Data about app and page elements:
● ● ● ● ●

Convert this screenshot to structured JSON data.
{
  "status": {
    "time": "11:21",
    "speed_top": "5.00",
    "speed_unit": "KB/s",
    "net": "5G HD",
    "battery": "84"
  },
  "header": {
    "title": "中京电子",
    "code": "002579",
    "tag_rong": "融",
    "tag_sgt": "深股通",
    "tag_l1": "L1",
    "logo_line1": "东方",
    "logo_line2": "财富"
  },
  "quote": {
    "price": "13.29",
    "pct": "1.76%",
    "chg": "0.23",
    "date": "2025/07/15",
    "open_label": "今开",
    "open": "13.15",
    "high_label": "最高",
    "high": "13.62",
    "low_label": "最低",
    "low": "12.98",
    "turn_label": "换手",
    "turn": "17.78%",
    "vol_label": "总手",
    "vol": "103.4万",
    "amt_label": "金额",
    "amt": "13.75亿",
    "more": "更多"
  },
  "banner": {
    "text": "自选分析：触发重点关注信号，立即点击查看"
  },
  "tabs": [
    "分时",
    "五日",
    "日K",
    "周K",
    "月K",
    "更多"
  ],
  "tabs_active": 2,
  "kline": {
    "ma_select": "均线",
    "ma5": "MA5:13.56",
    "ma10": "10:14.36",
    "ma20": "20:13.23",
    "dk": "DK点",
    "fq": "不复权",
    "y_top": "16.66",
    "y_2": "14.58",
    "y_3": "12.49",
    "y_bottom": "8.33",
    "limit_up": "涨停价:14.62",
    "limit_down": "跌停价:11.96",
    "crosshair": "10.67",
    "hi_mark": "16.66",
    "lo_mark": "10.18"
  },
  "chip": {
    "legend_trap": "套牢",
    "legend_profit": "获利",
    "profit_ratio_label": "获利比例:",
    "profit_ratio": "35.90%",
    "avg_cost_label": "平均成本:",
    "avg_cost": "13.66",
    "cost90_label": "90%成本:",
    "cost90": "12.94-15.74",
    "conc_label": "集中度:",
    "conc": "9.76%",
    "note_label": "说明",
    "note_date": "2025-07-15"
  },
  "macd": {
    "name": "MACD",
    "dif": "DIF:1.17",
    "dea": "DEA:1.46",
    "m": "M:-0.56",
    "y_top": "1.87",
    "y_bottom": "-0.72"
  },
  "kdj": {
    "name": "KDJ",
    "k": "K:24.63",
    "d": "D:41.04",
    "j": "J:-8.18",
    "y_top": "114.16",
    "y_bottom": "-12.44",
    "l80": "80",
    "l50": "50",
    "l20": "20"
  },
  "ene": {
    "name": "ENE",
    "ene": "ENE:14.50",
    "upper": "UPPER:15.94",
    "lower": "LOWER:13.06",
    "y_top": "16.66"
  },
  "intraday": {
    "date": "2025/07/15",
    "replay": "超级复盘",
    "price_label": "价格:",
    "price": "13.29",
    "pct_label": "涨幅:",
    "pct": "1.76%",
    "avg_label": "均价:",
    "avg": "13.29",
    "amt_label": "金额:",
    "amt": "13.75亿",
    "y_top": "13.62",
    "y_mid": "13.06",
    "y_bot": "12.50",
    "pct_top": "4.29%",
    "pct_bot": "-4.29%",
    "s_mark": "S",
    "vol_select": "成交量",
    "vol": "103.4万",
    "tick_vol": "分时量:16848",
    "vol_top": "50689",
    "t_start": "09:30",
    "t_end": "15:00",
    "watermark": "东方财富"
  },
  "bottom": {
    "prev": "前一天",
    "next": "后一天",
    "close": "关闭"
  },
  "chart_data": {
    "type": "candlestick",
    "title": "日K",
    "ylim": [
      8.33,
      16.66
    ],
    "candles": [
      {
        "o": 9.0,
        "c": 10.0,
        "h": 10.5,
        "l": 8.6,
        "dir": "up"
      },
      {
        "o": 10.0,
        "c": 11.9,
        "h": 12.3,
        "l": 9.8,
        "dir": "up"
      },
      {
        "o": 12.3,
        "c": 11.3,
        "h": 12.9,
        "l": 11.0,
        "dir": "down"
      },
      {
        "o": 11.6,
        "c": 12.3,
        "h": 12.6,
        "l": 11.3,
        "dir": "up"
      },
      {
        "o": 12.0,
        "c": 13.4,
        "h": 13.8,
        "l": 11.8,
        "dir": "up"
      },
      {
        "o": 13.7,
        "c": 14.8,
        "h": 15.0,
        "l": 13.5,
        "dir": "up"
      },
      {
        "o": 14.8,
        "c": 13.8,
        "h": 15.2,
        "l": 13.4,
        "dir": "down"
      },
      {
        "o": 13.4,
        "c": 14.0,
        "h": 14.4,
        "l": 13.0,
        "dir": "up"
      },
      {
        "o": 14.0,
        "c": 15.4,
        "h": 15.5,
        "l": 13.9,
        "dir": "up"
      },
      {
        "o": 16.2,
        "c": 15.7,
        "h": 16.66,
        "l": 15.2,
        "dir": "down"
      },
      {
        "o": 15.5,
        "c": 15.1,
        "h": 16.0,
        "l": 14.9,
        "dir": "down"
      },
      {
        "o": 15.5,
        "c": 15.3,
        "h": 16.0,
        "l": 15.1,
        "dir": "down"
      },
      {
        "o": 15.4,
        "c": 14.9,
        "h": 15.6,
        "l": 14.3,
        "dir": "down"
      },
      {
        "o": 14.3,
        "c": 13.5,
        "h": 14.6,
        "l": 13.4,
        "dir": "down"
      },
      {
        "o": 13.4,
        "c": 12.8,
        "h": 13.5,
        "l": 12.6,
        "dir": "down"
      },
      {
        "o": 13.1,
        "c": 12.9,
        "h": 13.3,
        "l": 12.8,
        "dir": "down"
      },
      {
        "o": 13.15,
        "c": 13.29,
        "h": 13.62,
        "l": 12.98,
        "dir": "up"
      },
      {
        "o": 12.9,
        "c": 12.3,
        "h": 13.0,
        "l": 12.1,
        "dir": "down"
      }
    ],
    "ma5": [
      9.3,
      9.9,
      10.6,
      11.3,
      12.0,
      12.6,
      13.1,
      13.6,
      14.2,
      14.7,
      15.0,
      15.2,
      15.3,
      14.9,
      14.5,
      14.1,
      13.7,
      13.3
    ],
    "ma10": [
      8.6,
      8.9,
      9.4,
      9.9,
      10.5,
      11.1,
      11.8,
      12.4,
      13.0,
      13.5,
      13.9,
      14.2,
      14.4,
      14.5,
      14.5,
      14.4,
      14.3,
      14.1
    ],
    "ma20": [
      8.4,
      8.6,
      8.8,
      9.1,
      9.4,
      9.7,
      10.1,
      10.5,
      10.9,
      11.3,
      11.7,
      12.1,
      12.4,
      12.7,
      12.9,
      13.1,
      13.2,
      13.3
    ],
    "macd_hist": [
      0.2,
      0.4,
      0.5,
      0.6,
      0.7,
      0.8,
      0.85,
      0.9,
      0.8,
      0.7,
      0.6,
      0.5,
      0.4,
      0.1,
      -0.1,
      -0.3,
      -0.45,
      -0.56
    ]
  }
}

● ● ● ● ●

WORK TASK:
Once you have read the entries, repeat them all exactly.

ANSWER:
Convert this screenshot to structured JSON data.
{
  "status": {
    "time": "11:21",
    "speed_top": "5.00",
    "speed_unit": "KB/s",
    "net": "5G HD",
    "battery": "84"
  },
  "header": {
    "title": "中京电子",
    "code": "002579",
    "tag_rong": "融",
    "tag_sgt": "深股通",
    "tag_l1": "L1",
    "logo_line1": "东方",
    "logo_line2": "财富"
  },
  "quote": {
    "price": "13.29",
    "pct": "1.76%",
    "chg": "0.23",
    "date": "2025/07/15",
    "open_label": "今开",
    "open": "13.15",
    "high_label": "最高",
    "high": "13.62",
    "low_label": "最低",
    "low": "12.98",
    "turn_label": "换手",
    "turn": "17.78%",
    "vol_label": "总手",
    "vol": "103.4万",
    "amt_label": "金额",
    "amt": "13.75亿",
    "more": "更多"
  },
  "banner": {
    "text": "自选分析：触发重点关注信号，立即点击查看"
  },
  "tabs": [
    "分时",
    "五日",
    "日K",
    "周K",
    "月K",
    "更多"
  ],
  "tabs_active": 2,
  "kline": {
    "ma_select": "均线",
    "ma5": "MA5:13.56",
    "ma10": "10:14.36",
    "ma20": "20:13.23",
    "dk": "DK点",
    "fq": "不复权",
    "y_top": "16.66",
    "y_2": "14.58",
    "y_3": "12.49",
    "y_bottom": "8.33",
    "limit_up": "涨停价:14.62",
    "limit_down": "跌停价:11.96",
    "crosshair": "10.67",
    "hi_mark": "16.66",
    "lo_mark": "10.18"
  },
  "chip": {
    "legend_trap": "套牢",
    "legend_profit": "获利",
    "profit_ratio_label": "获利比例:",
    "profit_ratio": "35.90%",
    "avg_cost_label": "平均成本:",
    "avg_cost": "13.66",
    "cost90_label": "90%成本:",
    "cost90": "12.94-15.74",
    "conc_label": "集中度:",
    "conc": "9.76%",
    "note_label": "说明",
    "note_date": "2025-07-15"
  },
  "macd": {
    "name": "MACD",
    "dif": "DIF:1.17",
    "dea": "DEA:1.46",
    "m": "M:-0.56",
    "y_top": "1.87",
    "y_bottom": "-0.72"
  },
  "kdj": {
    "name": "KDJ",
    "k": "K:24.63",
    "d": "D:41.04",
    "j": "J:-8.18",
    "y_top": "114.16",
    "y_bottom": "-12.44",
    "l80": "80",
    "l50": "50",
    "l20": "20"
  },
  "ene": {
    "name": "ENE",
    "ene": "ENE:14.50",
    "upper": "UPPER:15.94",
    "lower": "LOWER:13.06",
    "y_top": "16.66"
  },
  "intraday": {
    "date": "2025/07/15",
    "replay": "超级复盘",
    "price_label": "价格:",
    "price": "13.29",
    "pct_label": "涨幅:",
    "pct": "1.76%",
    "avg_label": "均价:",
    "avg": "13.29",
    "amt_label": "金额:",
    "amt": "13.75亿",
    "y_top": "13.62",
    "y_mid": "13.06",
    "y_bot": "12.50",
    "pct_top": "4.29%",
    "pct_bot": "-4.29%",
    "s_mark": "S",
    "vol_select": "成交量",
    "vol": "103.4万",
    "tick_vol": "分时量:16848",
    "vol_top": "50689",
    "t_start": "09:30",
    "t_end": "15:00",
    "watermark": "东方财富"
  },
  "bottom": {
    "prev": "前一天",
    "next": "后一天",
    "close": "关闭"
  },
  "chart_data": {
    "type": "candlestick",
    "title": "日K",
    "ylim": [
      8.33,
      16.66
    ],
    "candles": [
      {
        "o": 9.0,
        "c": 10.0,
        "h": 10.5,
        "l": 8.6,
        "dir": "up"
      },
      {
        "o": 10.0,
        "c": 11.9,
        "h": 12.3,
        "l": 9.8,
        "dir": "up"
      },
      {
        "o": 12.3,
        "c": 11.3,
        "h": 12.9,
        "l": 11.0,
        "dir": "down"
      },
      {
        "o": 11.6,
        "c": 12.3,
        "h": 12.6,
        "l": 11.3,
        "dir": "up"
      },
      {
        "o": 12.0,
        "c": 13.4,
        "h": 13.8,
        "l": 11.8,
        "dir": "up"
      },
      {
        "o": 13.7,
        "c": 14.8,
        "h": 15.0,
        "l": 13.5,
        "dir": "up"
      },
      {
        "o": 14.8,
        "c": 13.8,
        "h": 15.2,
        "l": 13.4,
        "dir": "down"
      },
      {
        "o": 13.4,
        "c": 14.0,
        "h": 14.4,
        "l": 13.0,
        "dir": "up"
      },
      {
        "o": 14.0,
        "c": 15.4,
        "h": 15.5,
        "l": 13.9,
        "dir": "up"
      },
      {
        "o": 16.2,
        "c": 15.7,
        "h": 16.66,
        "l": 15.2,
        "dir": "down"
      },
      {
        "o": 15.5,
        "c": 15.1,
        "h": 16.0,
        "l": 14.9,
        "dir": "down"
      },
      {
        "o": 15.5,
        "c": 15.3,
        "h": 16.0,
        "l": 15.1,
        "dir": "down"
      },
      {
        "o": 15.4,
        "c": 14.9,
        "h": 15.6,
        "l": 14.3,
        "dir": "down"
      },
      {
        "o": 14.3,
        "c": 13.5,
        "h": 14.6,
        "l": 13.4,
        "dir": "down"
      },
      {
        "o": 13.4,
        "c": 12.8,
        "h": 13.5,
        "l": 12.6,
        "dir": "down"
      },
      {
        "o": 13.1,
        "c": 12.9,
        "h": 13.3,
        "l": 12.8,
        "dir": "down"
      },
      {
        "o": 13.15,
        "c": 13.29,
        "h": 13.62,
        "l": 12.98,
        "dir": "up"
      },
      {
        "o": 12.9,
        "c": 12.3,
        "h": 13.0,
        "l": 12.1,
        "dir": "down"
      }
    ],
    "ma5": [
      9.3,
      9.9,
      10.6,
      11.3,
      12.0,
      12.6,
      13.1,
      13.6,
      14.2,
      14.7,
      15.0,
      15.2,
      15.3,
      14.9,
      14.5,
      14.1,
      13.7,
      13.3
    ],
    "ma10": [
      8.6,
      8.9,
      9.4,
      9.9,
      10.5,
      11.1,
      11.8,
      12.4,
      13.0,
      13.5,
      13.9,
      14.2,
      14.4,
      14.5,
      14.5,
      14.4,
      14.3,
      14.1
    ],
    "ma20": [
      8.4,
      8.6,
      8.8,
      9.1,
      9.4,
      9.7,
      10.1,
      10.5,
      10.9,
      11.3,
      11.7,
      12.1,
      12.4,
      12.7,
      12.9,
      13.1,
      13.2,
      13.3
    ],
    "macd_hist": [
      0.2,
      0.4,
      0.5,
      0.6,
      0.7,
      0.8,
      0.85,
      0.9,
      0.8,
      0.7,
      0.6,
      0.5,
      0.4,
      0.1,
      -0.1,
      -0.3,
      -0.45,
      -0.56
    ]
  }
}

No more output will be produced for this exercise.